“It’s just a vibe,” LaPorte said. “It’s like any other Las Vegas nightlife hospitality, but instead of a liquor bar, it’s cannabis as social lubricant.”
Edward Alexander, the owner of SoL Cannabis in Washoe County, said that he envisioned his business as a gathering site for the community, but many patrons had questioned why they were not allowed to consume the products they had just purchased at the dispensary. “Every weekend during the summer, we do music at our facility,” Alexander said during Tuesday’s CCB meeting, as quoted by the Las Vegas Review-Journal. “And every weekend, the old grouchy, tattooed hippie is out there saying, ‘I know you’re at Disneyland, (but) you can’t ride the rides.’”
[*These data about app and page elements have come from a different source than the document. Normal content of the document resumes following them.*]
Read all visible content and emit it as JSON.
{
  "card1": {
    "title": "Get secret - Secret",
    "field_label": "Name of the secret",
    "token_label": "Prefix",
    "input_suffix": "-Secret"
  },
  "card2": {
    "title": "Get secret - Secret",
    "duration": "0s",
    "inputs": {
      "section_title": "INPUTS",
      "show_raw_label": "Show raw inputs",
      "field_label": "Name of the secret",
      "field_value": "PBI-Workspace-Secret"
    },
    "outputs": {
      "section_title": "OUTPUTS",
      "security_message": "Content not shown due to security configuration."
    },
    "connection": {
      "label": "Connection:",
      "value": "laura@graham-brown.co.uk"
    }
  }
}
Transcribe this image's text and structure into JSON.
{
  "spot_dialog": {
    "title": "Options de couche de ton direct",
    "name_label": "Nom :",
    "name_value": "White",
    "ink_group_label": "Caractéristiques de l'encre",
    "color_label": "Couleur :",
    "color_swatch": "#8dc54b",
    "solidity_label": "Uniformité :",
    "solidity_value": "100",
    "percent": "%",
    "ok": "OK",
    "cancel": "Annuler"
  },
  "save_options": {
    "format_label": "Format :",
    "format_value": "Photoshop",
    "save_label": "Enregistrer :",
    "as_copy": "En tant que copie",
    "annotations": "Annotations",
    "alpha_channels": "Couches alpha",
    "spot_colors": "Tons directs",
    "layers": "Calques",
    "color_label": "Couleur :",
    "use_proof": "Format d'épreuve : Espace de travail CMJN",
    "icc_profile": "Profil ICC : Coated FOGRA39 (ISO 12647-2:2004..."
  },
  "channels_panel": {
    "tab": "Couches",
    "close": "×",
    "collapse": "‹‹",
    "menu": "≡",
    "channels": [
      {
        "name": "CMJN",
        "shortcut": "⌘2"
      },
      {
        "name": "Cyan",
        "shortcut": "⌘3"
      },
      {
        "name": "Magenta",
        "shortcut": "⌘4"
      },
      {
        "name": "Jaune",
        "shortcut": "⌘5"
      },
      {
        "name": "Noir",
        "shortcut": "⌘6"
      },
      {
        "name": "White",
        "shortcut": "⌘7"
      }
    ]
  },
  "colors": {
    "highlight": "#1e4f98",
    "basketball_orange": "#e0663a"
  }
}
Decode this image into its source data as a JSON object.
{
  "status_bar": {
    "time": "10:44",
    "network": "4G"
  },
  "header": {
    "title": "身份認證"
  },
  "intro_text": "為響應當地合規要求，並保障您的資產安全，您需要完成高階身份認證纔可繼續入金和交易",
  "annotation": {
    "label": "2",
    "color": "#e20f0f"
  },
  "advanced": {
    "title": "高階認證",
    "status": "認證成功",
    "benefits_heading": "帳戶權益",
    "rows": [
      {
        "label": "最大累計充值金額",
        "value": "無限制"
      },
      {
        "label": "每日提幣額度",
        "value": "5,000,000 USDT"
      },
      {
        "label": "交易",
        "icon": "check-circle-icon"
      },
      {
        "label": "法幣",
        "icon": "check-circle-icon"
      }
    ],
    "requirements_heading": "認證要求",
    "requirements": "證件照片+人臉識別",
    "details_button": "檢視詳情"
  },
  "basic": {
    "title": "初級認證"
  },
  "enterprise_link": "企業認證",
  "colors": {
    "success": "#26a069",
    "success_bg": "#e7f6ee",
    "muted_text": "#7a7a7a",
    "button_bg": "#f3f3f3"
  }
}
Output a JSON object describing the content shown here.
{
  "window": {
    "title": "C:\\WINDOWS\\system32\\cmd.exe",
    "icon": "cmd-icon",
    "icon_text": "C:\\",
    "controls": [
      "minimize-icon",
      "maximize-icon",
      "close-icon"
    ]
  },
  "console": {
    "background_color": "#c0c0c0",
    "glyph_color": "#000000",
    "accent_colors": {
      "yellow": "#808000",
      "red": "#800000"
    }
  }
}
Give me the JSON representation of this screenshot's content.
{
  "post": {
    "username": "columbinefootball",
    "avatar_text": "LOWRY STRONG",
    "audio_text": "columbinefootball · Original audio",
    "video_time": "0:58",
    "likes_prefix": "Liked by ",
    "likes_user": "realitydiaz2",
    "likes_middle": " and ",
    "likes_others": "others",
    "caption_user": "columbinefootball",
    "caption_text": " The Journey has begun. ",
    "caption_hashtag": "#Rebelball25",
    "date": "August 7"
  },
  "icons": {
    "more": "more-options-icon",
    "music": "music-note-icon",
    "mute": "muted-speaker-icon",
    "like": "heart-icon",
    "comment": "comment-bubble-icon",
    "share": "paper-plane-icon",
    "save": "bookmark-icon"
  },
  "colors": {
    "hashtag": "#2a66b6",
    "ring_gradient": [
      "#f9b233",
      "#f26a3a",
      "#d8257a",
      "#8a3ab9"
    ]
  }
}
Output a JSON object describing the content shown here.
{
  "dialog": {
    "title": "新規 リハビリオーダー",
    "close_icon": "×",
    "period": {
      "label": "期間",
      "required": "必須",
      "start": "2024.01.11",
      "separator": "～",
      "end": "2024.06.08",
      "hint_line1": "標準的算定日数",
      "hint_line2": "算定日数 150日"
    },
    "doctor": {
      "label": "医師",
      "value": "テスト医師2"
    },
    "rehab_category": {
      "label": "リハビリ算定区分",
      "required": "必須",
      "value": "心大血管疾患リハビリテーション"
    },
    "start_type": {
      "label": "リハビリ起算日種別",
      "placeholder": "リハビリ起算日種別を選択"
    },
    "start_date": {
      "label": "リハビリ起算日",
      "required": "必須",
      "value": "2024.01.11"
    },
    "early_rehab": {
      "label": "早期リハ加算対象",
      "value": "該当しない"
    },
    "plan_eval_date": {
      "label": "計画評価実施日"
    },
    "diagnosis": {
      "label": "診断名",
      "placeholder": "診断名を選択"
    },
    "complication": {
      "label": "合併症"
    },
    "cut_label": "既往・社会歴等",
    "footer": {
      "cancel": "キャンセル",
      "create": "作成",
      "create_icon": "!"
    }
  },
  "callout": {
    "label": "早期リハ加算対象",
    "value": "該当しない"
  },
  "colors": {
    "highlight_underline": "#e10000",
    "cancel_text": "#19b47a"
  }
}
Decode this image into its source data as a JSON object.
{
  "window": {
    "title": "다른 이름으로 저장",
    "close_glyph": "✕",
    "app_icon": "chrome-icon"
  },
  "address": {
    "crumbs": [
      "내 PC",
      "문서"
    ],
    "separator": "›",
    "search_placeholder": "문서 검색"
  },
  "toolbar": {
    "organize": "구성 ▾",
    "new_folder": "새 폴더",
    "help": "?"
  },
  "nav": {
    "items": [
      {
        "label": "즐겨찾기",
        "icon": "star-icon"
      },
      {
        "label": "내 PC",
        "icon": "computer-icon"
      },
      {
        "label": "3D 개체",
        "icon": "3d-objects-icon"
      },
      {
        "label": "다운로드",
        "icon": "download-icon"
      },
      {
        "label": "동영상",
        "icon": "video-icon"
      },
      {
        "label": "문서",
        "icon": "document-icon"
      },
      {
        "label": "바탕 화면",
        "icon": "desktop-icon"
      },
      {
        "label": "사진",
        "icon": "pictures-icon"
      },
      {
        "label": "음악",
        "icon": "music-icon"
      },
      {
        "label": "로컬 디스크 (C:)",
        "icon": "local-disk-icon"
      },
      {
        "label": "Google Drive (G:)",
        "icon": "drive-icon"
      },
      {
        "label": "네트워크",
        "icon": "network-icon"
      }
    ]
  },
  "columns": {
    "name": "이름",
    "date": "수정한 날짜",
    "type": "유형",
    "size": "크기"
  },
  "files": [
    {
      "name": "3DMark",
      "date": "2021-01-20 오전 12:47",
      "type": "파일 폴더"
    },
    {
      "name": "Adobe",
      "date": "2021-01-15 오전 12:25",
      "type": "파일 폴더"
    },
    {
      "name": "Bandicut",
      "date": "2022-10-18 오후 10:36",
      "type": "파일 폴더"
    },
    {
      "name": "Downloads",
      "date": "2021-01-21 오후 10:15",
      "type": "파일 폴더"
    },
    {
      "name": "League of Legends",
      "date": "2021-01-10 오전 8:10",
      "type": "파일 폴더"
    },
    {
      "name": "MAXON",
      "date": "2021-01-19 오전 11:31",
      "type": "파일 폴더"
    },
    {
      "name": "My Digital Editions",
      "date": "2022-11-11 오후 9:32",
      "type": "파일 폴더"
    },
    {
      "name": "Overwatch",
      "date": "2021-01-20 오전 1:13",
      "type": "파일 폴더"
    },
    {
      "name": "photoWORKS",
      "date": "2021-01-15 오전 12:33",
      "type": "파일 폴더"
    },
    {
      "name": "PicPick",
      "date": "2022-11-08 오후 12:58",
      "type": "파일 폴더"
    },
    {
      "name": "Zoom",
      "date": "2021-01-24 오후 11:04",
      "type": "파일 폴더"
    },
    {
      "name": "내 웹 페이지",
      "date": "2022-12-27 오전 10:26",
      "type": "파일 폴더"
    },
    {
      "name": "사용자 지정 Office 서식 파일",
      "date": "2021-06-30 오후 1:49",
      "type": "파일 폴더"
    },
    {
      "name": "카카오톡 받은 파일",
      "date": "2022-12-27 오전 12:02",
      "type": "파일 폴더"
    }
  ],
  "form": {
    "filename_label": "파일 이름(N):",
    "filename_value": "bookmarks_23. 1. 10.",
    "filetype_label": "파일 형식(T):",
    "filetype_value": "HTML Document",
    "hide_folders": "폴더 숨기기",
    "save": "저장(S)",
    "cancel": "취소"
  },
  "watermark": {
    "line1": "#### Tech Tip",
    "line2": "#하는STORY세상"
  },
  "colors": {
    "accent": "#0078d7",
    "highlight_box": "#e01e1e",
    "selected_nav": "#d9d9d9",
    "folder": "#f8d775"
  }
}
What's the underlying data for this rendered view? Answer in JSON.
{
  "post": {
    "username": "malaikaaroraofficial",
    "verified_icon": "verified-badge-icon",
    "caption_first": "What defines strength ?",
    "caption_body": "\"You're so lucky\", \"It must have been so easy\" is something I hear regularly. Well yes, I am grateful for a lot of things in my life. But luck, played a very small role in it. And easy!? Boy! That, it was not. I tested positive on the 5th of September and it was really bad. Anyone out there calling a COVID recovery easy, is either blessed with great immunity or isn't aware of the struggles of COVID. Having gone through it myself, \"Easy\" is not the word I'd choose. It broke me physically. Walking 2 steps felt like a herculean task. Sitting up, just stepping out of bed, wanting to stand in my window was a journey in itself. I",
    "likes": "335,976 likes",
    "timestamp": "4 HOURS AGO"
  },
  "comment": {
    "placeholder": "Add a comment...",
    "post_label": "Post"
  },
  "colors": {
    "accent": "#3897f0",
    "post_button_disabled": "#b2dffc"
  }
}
At its June 20 meeting, the CCB also amended the air quality regulations for cannabis consumption lounges by reducing the required number of air exchanges per hour in smoking areas from 30 to 20 exchanges per hour and from 20 to six exchanges per hour in non-smoking areas. The change will “allow for greater flexibility in air ventilation requirements for cannabis consumption lounges further reducing barriers of entry for all potential licensees including social equity applicants,” according to the board. Officials made the change after applicants for the lounge licenses said that building an air conditioning system to meet the stricter requirements is too expensive.
“If you’re moving air every minute or two minutes, it’s a massive power consumption challenge,” said LaPorte.
Late last year, the CCB conducted a digital drawing to select 40 businesses for prospective cannabis consumption lounge licenses “via a random number selector to determine the issuance of independent cannabis consumption lounge licenses for non-social equity applicants and social equity applicants,” according to a statement from the agency. Prospective license holders must submit all required documents for a suitability investigation by CCB board agents in order to receive a conditional license.